» WHAT NEEDS TO BE DONE: Search term "this": copy each line of the records that contains it.

[Component data from apps and pages]

○ ○ ○ ○ ○ ○ ○

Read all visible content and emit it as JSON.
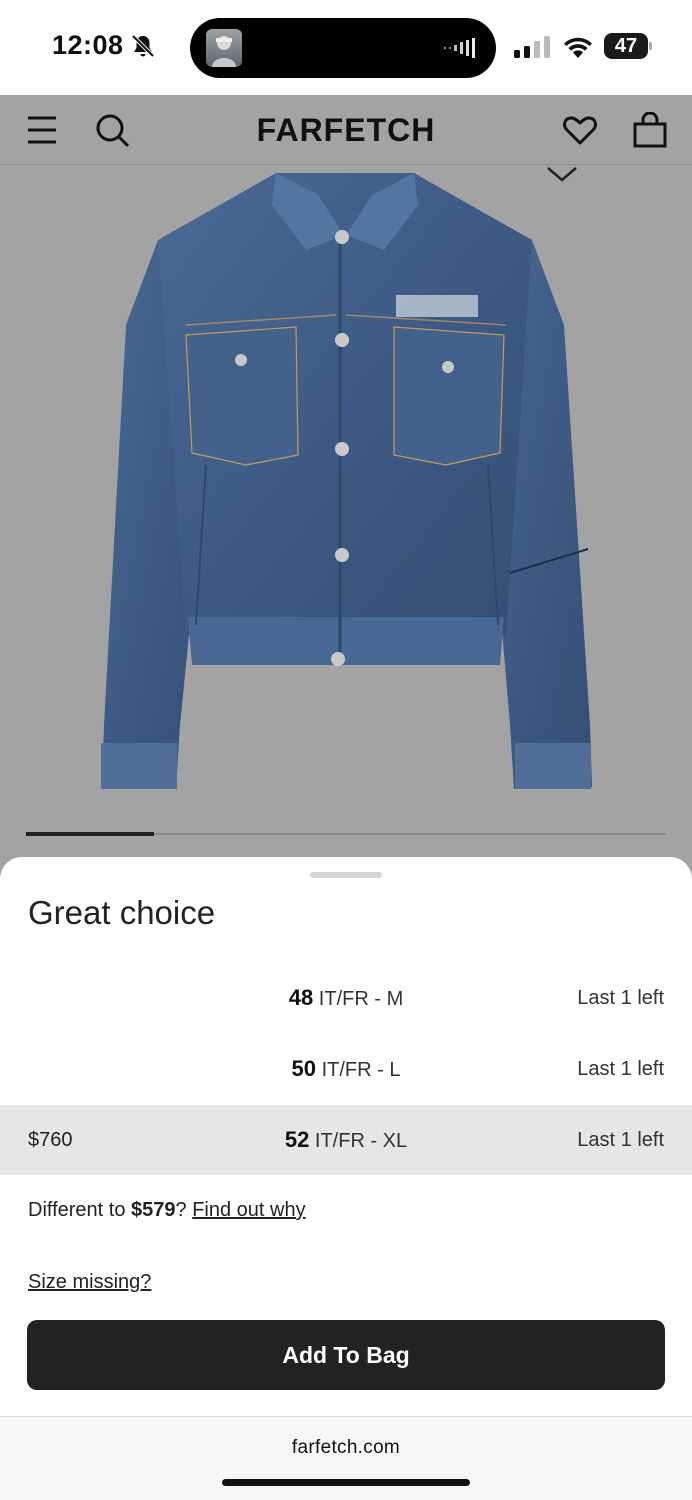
{
  "status_bar": {
    "time": "12:08",
    "battery": "47",
    "icons": [
      "bell-slash-icon",
      "signal-icon",
      "wifi-icon",
      "battery-icon"
    ]
  },
  "header": {
    "logo": "FARFETCH",
    "icons": [
      "menu-icon",
      "search-icon",
      "heart-icon",
      "bag-icon"
    ]
  },
  "gallery": {
    "image": "denim-jacket",
    "progress": 0.2
  },
  "sheet": {
    "title": "Great choice",
    "sizes": [
      {
        "price": "",
        "size": "48",
        "label": " IT/FR - M",
        "stock": "Last 1 left",
        "selected": false
      },
      {
        "price": "",
        "size": "50",
        "label": " IT/FR - L",
        "stock": "Last 1 left",
        "selected": false
      },
      {
        "price": "$760",
        "size": "52",
        "label": " IT/FR - XL",
        "stock": "Last 1 left",
        "selected": true
      }
    ],
    "diff_prefix": "Different to ",
    "diff_price": "$579",
    "diff_suffix": "? ",
    "find_out_why": "Find out why",
    "size_missing": "Size missing?",
    "add_to_bag": "Add To Bag"
  },
  "browser": {
    "url": "farfetch.com"
  },
  "colors": {
    "product_bg": "#a3a3a3",
    "button": "#222222",
    "selected_row": "#e6e6e6",
    "denim": "#3f5d86"
  }
}
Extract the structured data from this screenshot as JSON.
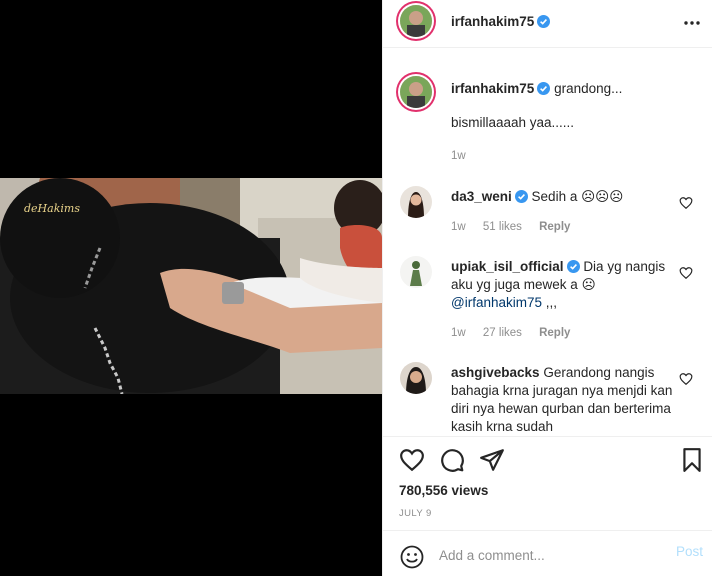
{
  "post": {
    "author": "irfanhakim75",
    "video_watermark": "deHakims",
    "caption_head": "grandong...",
    "caption_body": "bismillaaaah yaa......",
    "caption_time": "1w"
  },
  "comments": [
    {
      "user": "da3_weni",
      "text": "Sedih a ☹☹☹",
      "time": "1w",
      "likes": "51 likes",
      "reply": "Reply"
    },
    {
      "user": "upiak_isil_official",
      "text": "Dia yg nangis aku yg juga mewek a ☹",
      "mention": "@irfanhakim75",
      "mention_suffix": " ,,,",
      "time": "1w",
      "likes": "27 likes",
      "reply": "Reply"
    },
    {
      "user": "ashgivebacks",
      "text": "Gerandong nangis bahagia krna juragan nya menjdi kan diri nya hewan qurban dan berterima kasih krna sudah"
    }
  ],
  "stats": {
    "views": "780,556 views",
    "date": "JULY 9"
  },
  "add_comment": {
    "placeholder": "Add a comment...",
    "post_label": "Post"
  },
  "colors": {
    "verified": "#3897f0",
    "ring": "#e1306c",
    "post_disabled": "#b2dffc"
  },
  "icons": [
    "more-icon",
    "verified-icon",
    "heart-icon",
    "comment-icon",
    "share-icon",
    "bookmark-icon",
    "emoji-icon"
  ]
}
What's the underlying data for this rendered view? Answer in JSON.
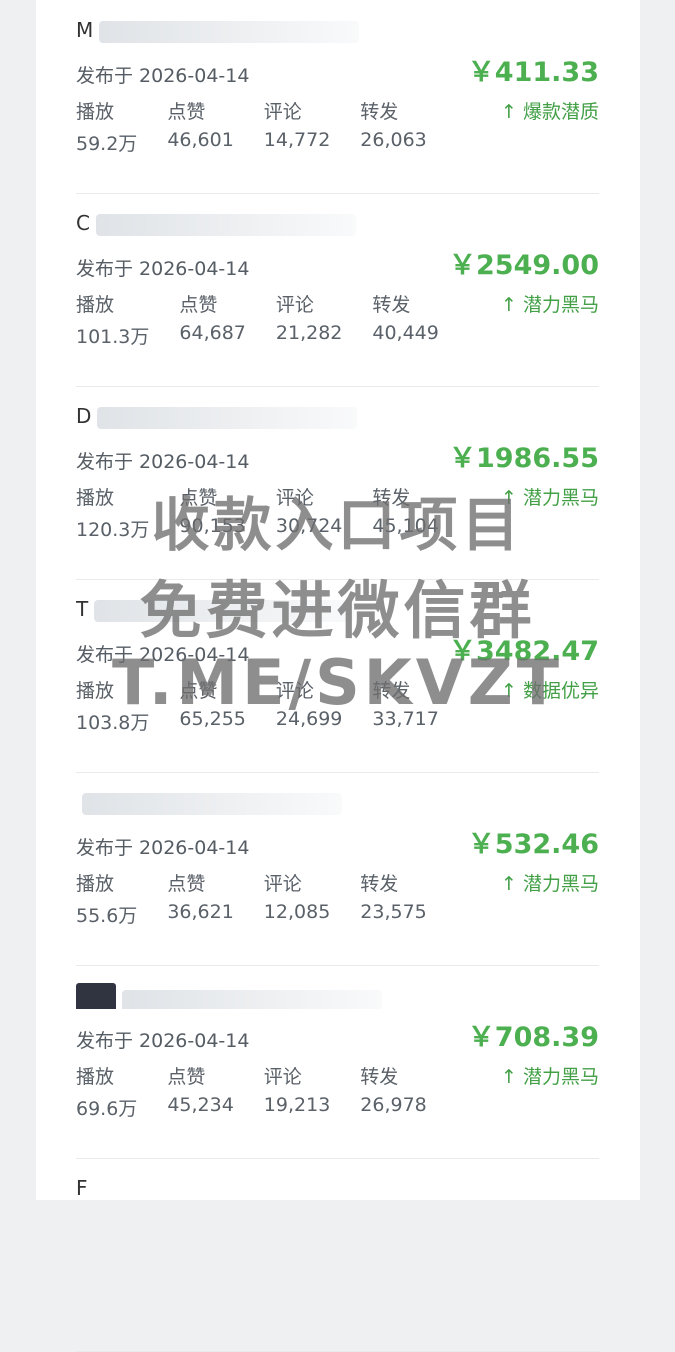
{
  "items": [
    {
      "title": "M",
      "date": "发布于 2026-04-14",
      "price": "￥411.33",
      "tag": "↑ 爆款潜质",
      "labels": [
        "播放",
        "点赞",
        "评论",
        "转发"
      ],
      "values": [
        "59.2万",
        "46,601",
        "14,772",
        "26,063"
      ]
    },
    {
      "title": "C",
      "date": "发布于 2026-04-14",
      "price": "￥2549.00",
      "tag": "↑ 潜力黑马",
      "labels": [
        "播放",
        "点赞",
        "评论",
        "转发"
      ],
      "values": [
        "101.3万",
        "64,687",
        "21,282",
        "40,449"
      ]
    },
    {
      "title": "D",
      "date": "发布于 2026-04-14",
      "price": "￥1986.55",
      "tag": "↑ 潜力黑马",
      "labels": [
        "播放",
        "点赞",
        "评论",
        "转发"
      ],
      "values": [
        "120.3万",
        "90,153",
        "30,724",
        "45,104"
      ]
    },
    {
      "title": "T",
      "date": "发布于 2026-04-14",
      "price": "￥3482.47",
      "tag": "↑ 数据优异",
      "labels": [
        "播放",
        "点赞",
        "评论",
        "转发"
      ],
      "values": [
        "103.8万",
        "65,255",
        "24,699",
        "33,717"
      ]
    },
    {
      "title": "",
      "date": "发布于 2026-04-14",
      "price": "￥532.46",
      "tag": "↑ 潜力黑马",
      "labels": [
        "播放",
        "点赞",
        "评论",
        "转发"
      ],
      "values": [
        "55.6万",
        "36,621",
        "12,085",
        "23,575"
      ]
    },
    {
      "title": "",
      "date": "发布于 2026-04-14",
      "price": "￥708.39",
      "tag": "↑ 潜力黑马",
      "labels": [
        "播放",
        "点赞",
        "评论",
        "转发"
      ],
      "values": [
        "69.6万",
        "45,234",
        "19,213",
        "26,978"
      ]
    },
    {
      "title": "F",
      "date": "",
      "price": "",
      "tag": "",
      "labels": [],
      "values": []
    }
  ],
  "watermark": {
    "line1": "收款入口项目",
    "line2": "免费进微信群",
    "line3": "T.ME/SKVZT"
  },
  "colors": {
    "price": "#4caf50",
    "tag": "#43a047",
    "text": "#5a6168"
  }
}
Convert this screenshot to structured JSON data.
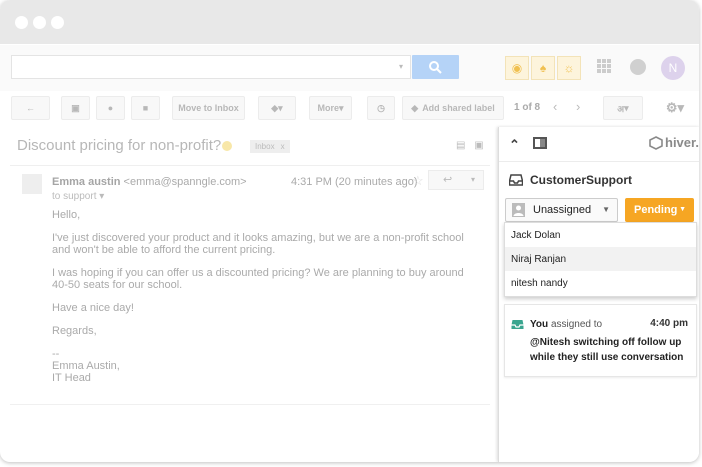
{
  "search": {
    "placeholder": ""
  },
  "account": {
    "avatar_letter": "N",
    "avatar_color": "#ddd2ec"
  },
  "toolbar": {
    "move_to_inbox": "Move to Inbox",
    "more": "More",
    "add_shared_label": "Add shared label",
    "pagination": "1 of 8",
    "lang": "अ"
  },
  "email": {
    "subject": "Discount pricing for non-profit?",
    "label": "Inbox",
    "label_close": "x",
    "sender_name": "Emma austin",
    "sender_email": "<emma@spanngle.com>",
    "time": "4:31 PM (20 minutes ago)",
    "to_line": "to support",
    "body": [
      "Hello,",
      "I've just discovered your product and it looks amazing, but we are a non-profit school and won't be able to afford the current pricing.",
      "I was hoping if you can offer us a discounted pricing? We are planning to buy around 40-50 seats for our school.",
      "Have a nice day!",
      "Regards,"
    ],
    "signature": [
      "--",
      "Emma Austin,",
      "IT Head"
    ]
  },
  "hiver": {
    "brand": "hiver.",
    "group": "CustomerSupport",
    "assignee": "Unassigned",
    "status": "Pending",
    "status_color": "#f6a623",
    "dropdown": [
      "Jack Dolan",
      "Niraj Ranjan",
      "nitesh nandy"
    ],
    "activity": {
      "actor": "You",
      "action": "assigned to",
      "time": "4:40 pm",
      "text": "@Nitesh switching off follow up while they still use conversation"
    }
  }
}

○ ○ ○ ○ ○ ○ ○

» REPLY TO THE TASK:
Extract the structured data from this screenshot as JSON.
What's the underlying data for this rendered view? Answer in JSON.
Convert this screenshot to structured JSON data.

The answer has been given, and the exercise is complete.